Assignment = Produce a character-for-character copy of the data below.

(Items listed in a dataset)
((

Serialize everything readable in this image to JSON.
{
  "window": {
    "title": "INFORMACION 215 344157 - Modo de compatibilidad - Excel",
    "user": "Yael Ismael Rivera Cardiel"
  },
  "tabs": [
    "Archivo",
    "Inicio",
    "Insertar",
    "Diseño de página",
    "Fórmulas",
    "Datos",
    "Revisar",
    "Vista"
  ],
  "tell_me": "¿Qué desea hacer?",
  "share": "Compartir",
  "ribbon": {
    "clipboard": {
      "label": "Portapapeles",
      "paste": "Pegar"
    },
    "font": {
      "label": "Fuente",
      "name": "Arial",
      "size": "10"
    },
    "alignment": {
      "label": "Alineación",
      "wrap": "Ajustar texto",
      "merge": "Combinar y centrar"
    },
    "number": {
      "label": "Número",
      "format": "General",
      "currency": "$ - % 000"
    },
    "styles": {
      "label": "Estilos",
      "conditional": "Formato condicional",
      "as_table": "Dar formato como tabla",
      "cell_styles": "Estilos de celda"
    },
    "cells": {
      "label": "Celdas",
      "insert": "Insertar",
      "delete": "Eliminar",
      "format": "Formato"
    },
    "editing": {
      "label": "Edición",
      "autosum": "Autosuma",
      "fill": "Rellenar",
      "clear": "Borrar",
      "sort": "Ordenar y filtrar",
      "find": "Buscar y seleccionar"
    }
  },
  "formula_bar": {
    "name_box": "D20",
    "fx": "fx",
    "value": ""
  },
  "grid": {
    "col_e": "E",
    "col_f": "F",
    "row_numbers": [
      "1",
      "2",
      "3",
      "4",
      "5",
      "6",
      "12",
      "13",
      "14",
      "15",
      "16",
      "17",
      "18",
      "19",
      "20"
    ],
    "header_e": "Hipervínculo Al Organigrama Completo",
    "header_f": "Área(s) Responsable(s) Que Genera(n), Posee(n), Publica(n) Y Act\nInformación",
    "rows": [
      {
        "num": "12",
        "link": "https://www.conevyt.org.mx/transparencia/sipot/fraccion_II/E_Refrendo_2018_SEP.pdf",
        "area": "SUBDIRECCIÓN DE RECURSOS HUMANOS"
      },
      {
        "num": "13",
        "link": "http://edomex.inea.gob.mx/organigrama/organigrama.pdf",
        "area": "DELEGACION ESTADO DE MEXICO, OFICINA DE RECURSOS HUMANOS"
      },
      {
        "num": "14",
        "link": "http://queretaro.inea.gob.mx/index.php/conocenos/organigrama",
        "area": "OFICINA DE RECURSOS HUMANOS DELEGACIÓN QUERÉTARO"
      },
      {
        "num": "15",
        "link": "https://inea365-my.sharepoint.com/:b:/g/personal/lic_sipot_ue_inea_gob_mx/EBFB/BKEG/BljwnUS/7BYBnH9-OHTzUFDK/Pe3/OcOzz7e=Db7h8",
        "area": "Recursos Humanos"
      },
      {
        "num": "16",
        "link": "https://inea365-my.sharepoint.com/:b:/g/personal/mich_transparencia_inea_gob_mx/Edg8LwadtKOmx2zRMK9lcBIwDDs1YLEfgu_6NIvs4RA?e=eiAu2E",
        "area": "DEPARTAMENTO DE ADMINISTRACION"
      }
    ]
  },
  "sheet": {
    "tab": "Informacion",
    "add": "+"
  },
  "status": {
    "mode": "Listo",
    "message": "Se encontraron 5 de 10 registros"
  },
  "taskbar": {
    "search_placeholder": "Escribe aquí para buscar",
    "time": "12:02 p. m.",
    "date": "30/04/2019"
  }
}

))

Solution for this task =
Serialize everything readable in this image to JSON.
{
  "window": {
    "title": "INFORMACION 215 344157 - Modo de compatibilidad - Excel",
    "user": "Yael Ismael Rivera Cardiel"
  },
  "tabs": [
    "Archivo",
    "Inicio",
    "Insertar",
    "Diseño de página",
    "Fórmulas",
    "Datos",
    "Revisar",
    "Vista"
  ],
  "tell_me": "¿Qué desea hacer?",
  "share": "Compartir",
  "ribbon": {
    "clipboard": {
      "label": "Portapapeles",
      "paste": "Pegar"
    },
    "font": {
      "label": "Fuente",
      "name": "Arial",
      "size": "10"
    },
    "alignment": {
      "label": "Alineación",
      "wrap": "Ajustar texto",
      "merge": "Combinar y centrar"
    },
    "number": {
      "label": "Número",
      "format": "General",
      "currency": "$ - % 000"
    },
    "styles": {
      "label": "Estilos",
      "conditional": "Formato condicional",
      "as_table": "Dar formato como tabla",
      "cell_styles": "Estilos de celda"
    },
    "cells": {
      "label": "Celdas",
      "insert": "Insertar",
      "delete": "Eliminar",
      "format": "Formato"
    },
    "editing": {
      "label": "Edición",
      "autosum": "Autosuma",
      "fill": "Rellenar",
      "clear": "Borrar",
      "sort": "Ordenar y filtrar",
      "find": "Buscar y seleccionar"
    }
  },
  "formula_bar": {
    "name_box": "D20",
    "fx": "fx",
    "value": ""
  },
  "grid": {
    "col_e": "E",
    "col_f": "F",
    "row_numbers": [
      "1",
      "2",
      "3",
      "4",
      "5",
      "6",
      "12",
      "13",
      "14",
      "15",
      "16",
      "17",
      "18",
      "19",
      "20"
    ],
    "header_e": "Hipervínculo Al Organigrama Completo",
    "header_f": "Área(s) Responsable(s) Que Genera(n), Posee(n), Publica(n) Y Act\nInformación",
    "rows": [
      {
        "num": "12",
        "link": "https://www.conevyt.org.mx/transparencia/sipot/fraccion_II/E_Refrendo_2018_SEP.pdf",
        "area": "SUBDIRECCIÓN DE RECURSOS HUMANOS"
      },
      {
        "num": "13",
        "link": "http://edomex.inea.gob.mx/organigrama/organigrama.pdf",
        "area": "DELEGACION ESTADO DE MEXICO, OFICINA DE RECURSOS HUMANOS"
      },
      {
        "num": "14",
        "link": "http://queretaro.inea.gob.mx/index.php/conocenos/organigrama",
        "area": "OFICINA DE RECURSOS HUMANOS DELEGACIÓN QUERÉTARO"
      },
      {
        "num": "15",
        "link": "https://inea365-my.sharepoint.com/:b:/g/personal/lic_sipot_ue_inea_gob_mx/EBFB/BKEG/BljwnUS/7BYBnH9-OHTzUFDK/Pe3/OcOzz7e=Db7h8",
        "area": "Recursos Humanos"
      },
      {
        "num": "16",
        "link": "https://inea365-my.sharepoint.com/:b:/g/personal/mich_transparencia_inea_gob_mx/Edg8LwadtKOmx2zRMK9lcBIwDDs1YLEfgu_6NIvs4RA?e=eiAu2E",
        "area": "DEPARTAMENTO DE ADMINISTRACION"
      }
    ]
  },
  "sheet": {
    "tab": "Informacion",
    "add": "+"
  },
  "status": {
    "mode": "Listo",
    "message": "Se encontraron 5 de 10 registros"
  },
  "taskbar": {
    "search_placeholder": "Escribe aquí para buscar",
    "time": "12:02 p. m.",
    "date": "30/04/2019"
  }
}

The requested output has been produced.